ELECTIONS ASSEMBLY : Wilcox Says Tape Proves Boland Backs Porter Ranch
The two leading Republican contenders for retiring Assemblywoman Marian W. La Follette’s seat clashed Thursday over the politically correct interpretation of one candidate’s tape-recorded remarks about the controversial Porter Ranch development.
Candidate Rob Wilcox, who played the tape for reporters, said it demonstrated that opponent Paula Boland favors the massive development, despite her repeated public statements that she has no position on it.
But Boland furiously accused Wilcox of lying and said the tape proved no such thing.
The tape was made in February, 1989, during a public hearing at Chatsworth High School on plans for the Porter Ranch development, which has generated much opposition.
The plans call for 2,195 single-family homes, 200 multifamily dwellings and 6 million square feet of commercial space--including a shopping mall the size of Northridge Fashion Center--to be built over 20 years in the hills north of the Simi Valley Freeway in Chatsworth.
Wilcox, Boland and three other candidates are running for the Republican nomination in the 38th District, which arcs across the San Fernando Valley from La Crescenta in the east to Hidden Hills in the west.
The GOP victor in the June 5 primary election will be favored to win the November general election in the Republican-dominated district. La Follette (R-Northridge) announced in February that she is leaving at the end of this year, after 10 years in the Legislature.
Wilcox, a La Follette aide who favors sharply scaling back the ranch’s commercial portion, has sought in recent days to turn Boland’s neutrality on the hotly debated project against her.
Boland, a Granada Hills real estate broker, has said repeatedly that although she has concerns about traffic the project would generate, she has not made up her mind on the issue, and that, in any event, it is a local, not a state, planning matter.
On the tape, a woman identifying herself as Boland said there were “many of us, right now, that wouldn’t be here, because we wouldn’t be residents of an S & S or a Landmark or a Porter Ranch home had these buildings not gone up. . . . “
“Would it not be better if we had something planned, instead of the helter skelter that we’ve had with houses going on the hills? . . . Give this thing a chance, look at it. Let’s all put our heads together.
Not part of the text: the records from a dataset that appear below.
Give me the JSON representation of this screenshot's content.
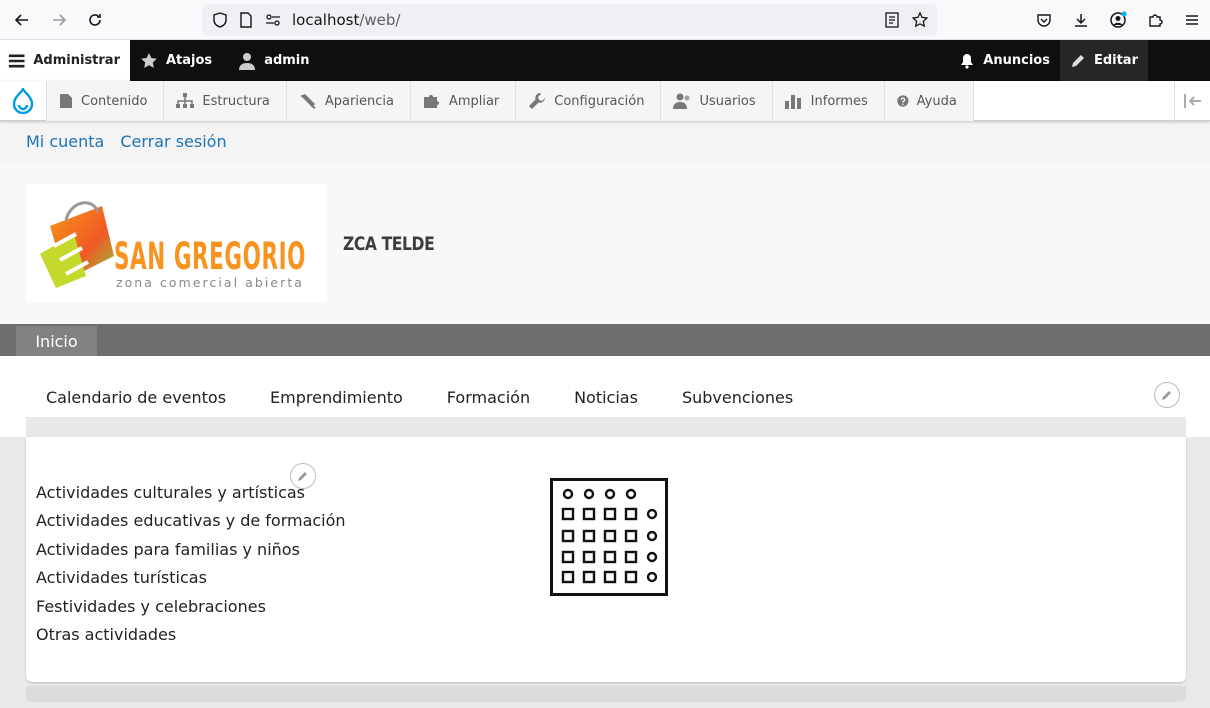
{
  "browser": {
    "url_host": "localhost",
    "url_path": "/web/"
  },
  "admin_toolbar": {
    "manage": "Administrar",
    "shortcuts": "Atajos",
    "user": "admin",
    "announcements": "Anuncios",
    "edit": "Editar"
  },
  "tray": {
    "items": [
      "Contenido",
      "Estructura",
      "Apariencia",
      "Ampliar",
      "Configuración",
      "Usuarios",
      "Informes",
      "Ayuda"
    ]
  },
  "account": {
    "my_account": "Mi cuenta",
    "logout": "Cerrar sesión"
  },
  "header": {
    "logo_title": "SAN GREGORIO",
    "logo_subtitle": "zona comercial abierta",
    "site_name": "ZCA TELDE"
  },
  "primary_nav": {
    "home": "Inicio"
  },
  "secondary_menu": {
    "items": [
      "Calendario de eventos",
      "Emprendimiento",
      "Formación",
      "Noticias",
      "Subvenciones"
    ]
  },
  "categories": {
    "items": [
      "Actividades culturales y artísticas",
      "Actividades educativas y de formación",
      "Actividades para familias y niños",
      "Actividades turísticas",
      "Festividades y celebraciones",
      "Otras actividades"
    ]
  },
  "colors": {
    "link": "#1f73b7",
    "admin_bar": "#0f0f0f",
    "primary_nav": "#6e6e6e"
  }
}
Let’s all study it.”
Wilcox said the tape indicated Boland purposefully misled the public about her position on the project. The recording was routinely made by city officials as a record of the hearing. Wilcox said it was brought to his attention by a campaign supporter.
“I believe the people of the district have lost all respect for Paula Boland because of her deceit,” Wilcox said. “She’s telling us she hasn’t taken a stand on Porter Ranch when it’s very clear her sentiments, her feelings.”
Wilcox noted that Boland is endorsed by Los Angeles City Councilman Hal Bernson, the project’s chief City Hall supporter, and Bob Wilkinson, its chief lobbyist.
Boland, who lives in Porter Ranch, angrily denied Wilcox’s charge, saying she went to the hearing to express her concerns about additional traffic the project might generate.
She said she threw out her prepared remarks about traffic, however, after those attending the hearing began “screaming and hollering.” Her comment about giving things a chance, she said, was a plea to the unruly audience to let the hearing proceed peacefully and to give witnesses for both sides an opportunity to testify.
Boland denied her reference to “something planned” was aimed specifically at Porter Ranch, saying she was only emphasizing her general preference for planned development.
“This young boy thinks this is proof,” said Boland, 50, referring to Wilcox, who is 25. “There’s no intelligent adult who could read my statement and say it looks like an endorsement.”